## About this exercise:
For every record below, repeat the text exactly and pass over any image.

___ Information given

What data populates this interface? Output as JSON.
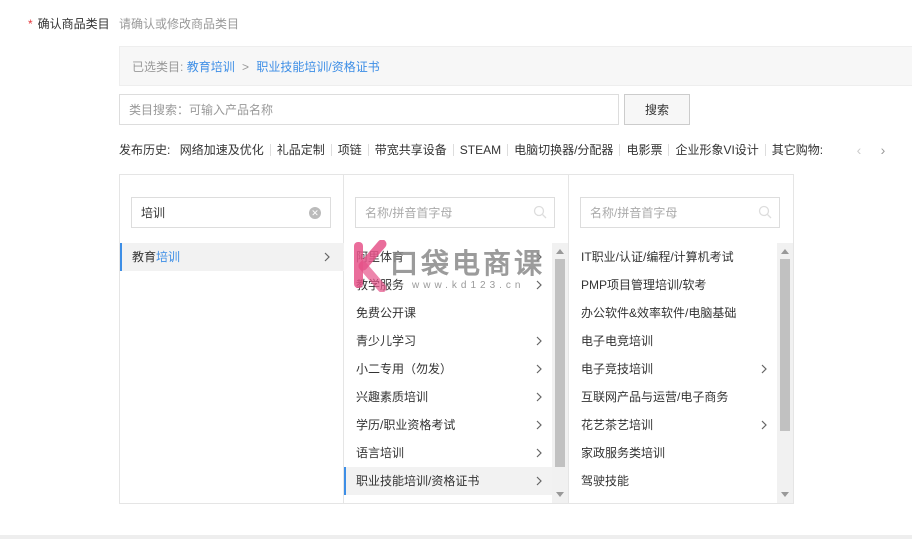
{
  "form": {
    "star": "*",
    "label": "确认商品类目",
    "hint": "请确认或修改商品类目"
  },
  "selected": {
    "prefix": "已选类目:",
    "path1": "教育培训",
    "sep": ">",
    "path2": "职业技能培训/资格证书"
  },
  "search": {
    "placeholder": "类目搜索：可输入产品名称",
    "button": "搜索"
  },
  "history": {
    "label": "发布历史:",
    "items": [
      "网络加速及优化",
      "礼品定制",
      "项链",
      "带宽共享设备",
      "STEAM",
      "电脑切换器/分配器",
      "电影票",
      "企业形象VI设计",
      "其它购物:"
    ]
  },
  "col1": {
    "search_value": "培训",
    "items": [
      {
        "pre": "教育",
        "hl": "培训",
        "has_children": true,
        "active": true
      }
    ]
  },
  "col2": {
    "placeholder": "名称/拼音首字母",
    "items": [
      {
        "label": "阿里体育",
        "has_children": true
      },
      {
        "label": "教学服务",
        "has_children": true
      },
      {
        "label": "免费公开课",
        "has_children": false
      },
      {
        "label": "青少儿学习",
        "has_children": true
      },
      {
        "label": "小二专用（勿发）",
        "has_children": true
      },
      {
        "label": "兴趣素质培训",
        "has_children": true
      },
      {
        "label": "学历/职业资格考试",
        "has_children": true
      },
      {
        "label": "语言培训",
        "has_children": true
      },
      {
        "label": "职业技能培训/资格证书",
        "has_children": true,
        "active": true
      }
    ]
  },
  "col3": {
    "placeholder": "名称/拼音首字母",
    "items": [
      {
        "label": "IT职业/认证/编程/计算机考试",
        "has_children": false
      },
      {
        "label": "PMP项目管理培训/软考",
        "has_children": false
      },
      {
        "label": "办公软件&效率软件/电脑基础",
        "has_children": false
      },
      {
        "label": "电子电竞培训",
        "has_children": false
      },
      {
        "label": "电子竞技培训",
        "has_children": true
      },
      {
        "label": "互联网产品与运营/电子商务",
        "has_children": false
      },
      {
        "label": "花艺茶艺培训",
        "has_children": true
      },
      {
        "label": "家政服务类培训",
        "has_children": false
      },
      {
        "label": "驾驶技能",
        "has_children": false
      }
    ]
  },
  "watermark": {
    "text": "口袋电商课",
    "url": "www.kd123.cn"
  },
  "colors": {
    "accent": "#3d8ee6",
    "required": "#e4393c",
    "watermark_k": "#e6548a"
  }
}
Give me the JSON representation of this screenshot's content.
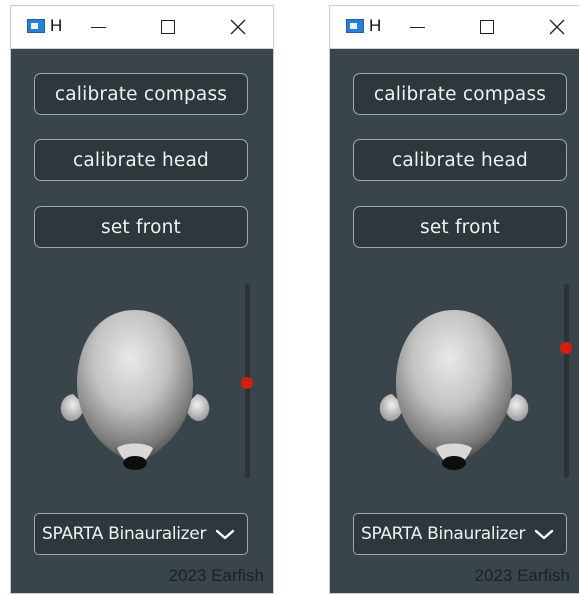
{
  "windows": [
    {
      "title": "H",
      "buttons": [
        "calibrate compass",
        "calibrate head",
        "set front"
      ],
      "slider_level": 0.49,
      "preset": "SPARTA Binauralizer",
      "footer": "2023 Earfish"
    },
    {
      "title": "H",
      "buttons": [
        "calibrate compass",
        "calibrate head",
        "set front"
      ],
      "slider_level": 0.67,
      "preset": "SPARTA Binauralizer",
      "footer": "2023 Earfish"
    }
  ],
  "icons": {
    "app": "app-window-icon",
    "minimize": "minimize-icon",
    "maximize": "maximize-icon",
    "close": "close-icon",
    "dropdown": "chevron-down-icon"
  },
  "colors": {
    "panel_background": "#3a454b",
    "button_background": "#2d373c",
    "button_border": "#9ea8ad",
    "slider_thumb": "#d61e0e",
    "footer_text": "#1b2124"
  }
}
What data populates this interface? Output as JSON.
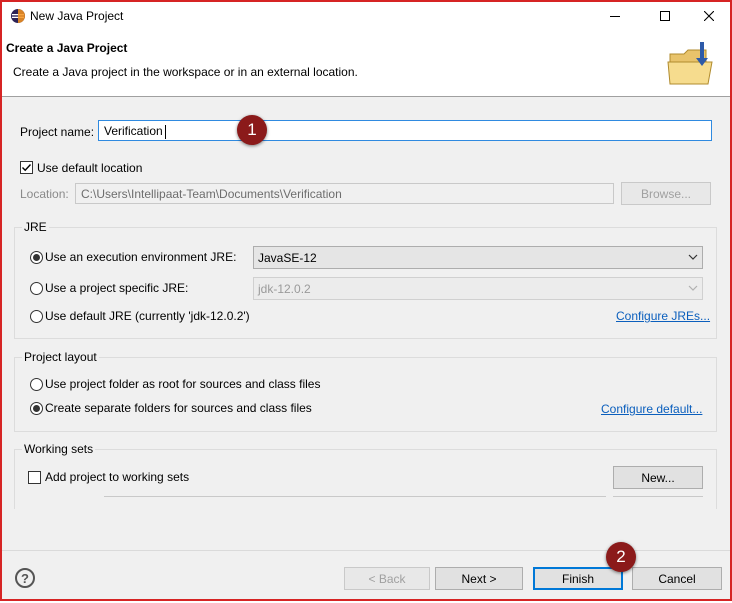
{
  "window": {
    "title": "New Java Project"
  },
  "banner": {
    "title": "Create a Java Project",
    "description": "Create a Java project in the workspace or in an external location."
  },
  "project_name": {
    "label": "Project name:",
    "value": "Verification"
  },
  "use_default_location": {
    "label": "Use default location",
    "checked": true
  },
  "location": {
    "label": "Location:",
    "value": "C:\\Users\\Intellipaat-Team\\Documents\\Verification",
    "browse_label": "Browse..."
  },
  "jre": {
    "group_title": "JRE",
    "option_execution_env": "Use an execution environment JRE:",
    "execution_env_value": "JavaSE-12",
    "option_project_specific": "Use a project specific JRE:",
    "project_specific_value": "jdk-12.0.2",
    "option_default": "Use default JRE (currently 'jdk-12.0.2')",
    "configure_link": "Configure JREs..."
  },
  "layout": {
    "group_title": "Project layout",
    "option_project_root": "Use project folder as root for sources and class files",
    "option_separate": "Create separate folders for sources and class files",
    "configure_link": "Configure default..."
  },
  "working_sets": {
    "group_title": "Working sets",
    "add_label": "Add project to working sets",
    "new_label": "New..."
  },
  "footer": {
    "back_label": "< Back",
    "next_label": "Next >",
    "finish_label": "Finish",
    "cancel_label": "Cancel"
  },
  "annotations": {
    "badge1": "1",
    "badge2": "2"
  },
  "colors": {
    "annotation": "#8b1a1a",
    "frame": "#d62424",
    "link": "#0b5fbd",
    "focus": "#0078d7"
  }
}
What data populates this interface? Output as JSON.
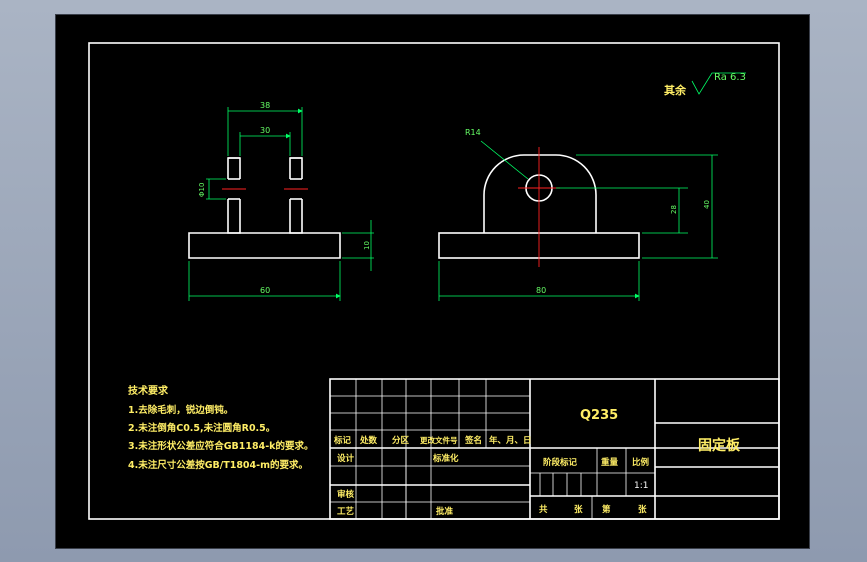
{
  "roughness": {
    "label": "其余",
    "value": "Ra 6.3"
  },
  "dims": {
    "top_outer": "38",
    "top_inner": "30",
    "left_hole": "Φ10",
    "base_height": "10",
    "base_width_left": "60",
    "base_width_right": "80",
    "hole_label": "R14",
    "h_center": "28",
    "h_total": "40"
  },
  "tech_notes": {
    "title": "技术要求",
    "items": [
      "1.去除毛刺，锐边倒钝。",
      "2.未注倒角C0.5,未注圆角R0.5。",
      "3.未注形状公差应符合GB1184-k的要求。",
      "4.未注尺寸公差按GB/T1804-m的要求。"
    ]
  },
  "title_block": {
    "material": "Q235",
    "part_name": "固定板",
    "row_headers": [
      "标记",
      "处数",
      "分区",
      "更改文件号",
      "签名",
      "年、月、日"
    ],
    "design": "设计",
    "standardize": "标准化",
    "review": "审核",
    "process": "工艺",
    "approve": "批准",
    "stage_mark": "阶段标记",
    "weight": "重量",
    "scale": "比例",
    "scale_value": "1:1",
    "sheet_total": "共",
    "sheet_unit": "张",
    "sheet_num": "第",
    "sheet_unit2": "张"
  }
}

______

## Exercise response:
What data populates this interface? Output as JSON.
{
  "form": {
    "star": "*",
    "label": "确认商品类目",
    "hint": "请确认或修改商品类目"
  },
  "selected": {
    "prefix": "已选类目:",
    "path1": "教育培训",
    "sep": ">",
    "path2": "职业技能培训/资格证书"
  },
  "search": {
    "placeholder": "类目搜索：可输入产品名称",
    "button": "搜索"
  },
  "history": {
    "label": "发布历史:",
    "items": [
      "网络加速及优化",
      "礼品定制",
      "项链",
      "带宽共享设备",
      "STEAM",
      "电脑切换器/分配器",
      "电影票",
      "企业形象VI设计",
      "其它购物:"
    ]
  },
  "col1": {
    "search_value": "培训",
    "items": [
      {
        "pre": "教育",
        "hl": "培训",
        "has_children": true,
        "active": true
      }
    ]
  },
  "col2": {
    "placeholder": "名称/拼音首字母",
    "items": [
      {
        "label": "阿里体育",
        "has_children": true
      },
      {
        "label": "教学服务",
        "has_children": true
      },
      {
        "label": "免费公开课",
        "has_children": false
      },
      {
        "label": "青少儿学习",
        "has_children": true
      },
      {
        "label": "小二专用（勿发）",
        "has_children": true
      },
      {
        "label": "兴趣素质培训",
        "has_children": true
      },
      {
        "label": "学历/职业资格考试",
        "has_children": true
      },
      {
        "label": "语言培训",
        "has_children": true
      },
      {
        "label": "职业技能培训/资格证书",
        "has_children": true,
        "active": true
      }
    ]
  },
  "col3": {
    "placeholder": "名称/拼音首字母",
    "items": [
      {
        "label": "IT职业/认证/编程/计算机考试",
        "has_children": false
      },
      {
        "label": "PMP项目管理培训/软考",
        "has_children": false
      },
      {
        "label": "办公软件&效率软件/电脑基础",
        "has_children": false
      },
      {
        "label": "电子电竞培训",
        "has_children": false
      },
      {
        "label": "电子竞技培训",
        "has_children": true
      },
      {
        "label": "互联网产品与运营/电子商务",
        "has_children": false
      },
      {
        "label": "花艺茶艺培训",
        "has_children": true
      },
      {
        "label": "家政服务类培训",
        "has_children": false
      },
      {
        "label": "驾驶技能",
        "has_children": false
      }
    ]
  },
  "watermark": {
    "text": "口袋电商课",
    "url": "www.kd123.cn"
  },
  "colors": {
    "accent": "#3d8ee6",
    "required": "#e4393c",
    "watermark_k": "#e6548a"
  }
}
Give me the JSON representation of this screenshot's content.
{
  "windows": [
    {
      "title": "H",
      "buttons": [
        "calibrate compass",
        "calibrate head",
        "set front"
      ],
      "slider_level": 0.49,
      "preset": "SPARTA Binauralizer",
      "footer": "2023 Earfish"
    },
    {
      "title": "H",
      "buttons": [
        "calibrate compass",
        "calibrate head",
        "set front"
      ],
      "slider_level": 0.67,
      "preset": "SPARTA Binauralizer",
      "footer": "2023 Earfish"
    }
  ],
  "icons": {
    "app": "app-window-icon",
    "minimize": "minimize-icon",
    "maximize": "maximize-icon",
    "close": "close-icon",
    "dropdown": "chevron-down-icon"
  },
  "colors": {
    "panel_background": "#3a454b",
    "button_background": "#2d373c",
    "button_border": "#9ea8ad",
    "slider_thumb": "#d61e0e",
    "footer_text": "#1b2124"
  }
}
What data populates this interface? Output as JSON.
{
  "window": {
    "title": "New Java Project"
  },
  "banner": {
    "title": "Create a Java Project",
    "description": "Create a Java project in the workspace or in an external location."
  },
  "project_name": {
    "label": "Project name:",
    "value": "Verification"
  },
  "use_default_location": {
    "label": "Use default location",
    "checked": true
  },
  "location": {
    "label": "Location:",
    "value": "C:\\Users\\Intellipaat-Team\\Documents\\Verification",
    "browse_label": "Browse..."
  },
  "jre": {
    "group_title": "JRE",
    "option_execution_env": "Use an execution environment JRE:",
    "execution_env_value": "JavaSE-12",
    "option_project_specific": "Use a project specific JRE:",
    "project_specific_value": "jdk-12.0.2",
    "option_default": "Use default JRE (currently 'jdk-12.0.2')",
    "configure_link": "Configure JREs..."
  },
  "layout": {
    "group_title": "Project layout",
    "option_project_root": "Use project folder as root for sources and class files",
    "option_separate": "Create separate folders for sources and class files",
    "configure_link": "Configure default..."
  },
  "working_sets": {
    "group_title": "Working sets",
    "add_label": "Add project to working sets",
    "new_label": "New..."
  },
  "footer": {
    "back_label": "< Back",
    "next_label": "Next >",
    "finish_label": "Finish",
    "cancel_label": "Cancel"
  },
  "annotations": {
    "badge1": "1",
    "badge2": "2"
  },
  "colors": {
    "annotation": "#8b1a1a",
    "frame": "#d62424",
    "link": "#0b5fbd",
    "focus": "#0078d7"
  }
}
What data populates this interface? Output as JSON.
{
  "roughness": {
    "label": "其余",
    "value": "Ra 6.3"
  },
  "dims": {
    "top_outer": "38",
    "top_inner": "30",
    "left_hole": "Φ10",
    "base_height": "10",
    "base_width_left": "60",
    "base_width_right": "80",
    "hole_label": "R14",
    "h_center": "28",
    "h_total": "40"
  },
  "tech_notes": {
    "title": "技术要求",
    "items": [
      "1.去除毛刺，锐边倒钝。",
      "2.未注倒角C0.5,未注圆角R0.5。",
      "3.未注形状公差应符合GB1184-k的要求。",
      "4.未注尺寸公差按GB/T1804-m的要求。"
    ]
  },
  "title_block": {
    "material": "Q235",
    "part_name": "固定板",
    "row_headers": [
      "标记",
      "处数",
      "分区",
      "更改文件号",
      "签名",
      "年、月、日"
    ],
    "design": "设计",
    "standardize": "标准化",
    "review": "审核",
    "process": "工艺",
    "approve": "批准",
    "stage_mark": "阶段标记",
    "weight": "重量",
    "scale": "比例",
    "scale_value": "1:1",
    "sheet_total": "共",
    "sheet_unit": "张",
    "sheet_num": "第",
    "sheet_unit2": "张"
  }
}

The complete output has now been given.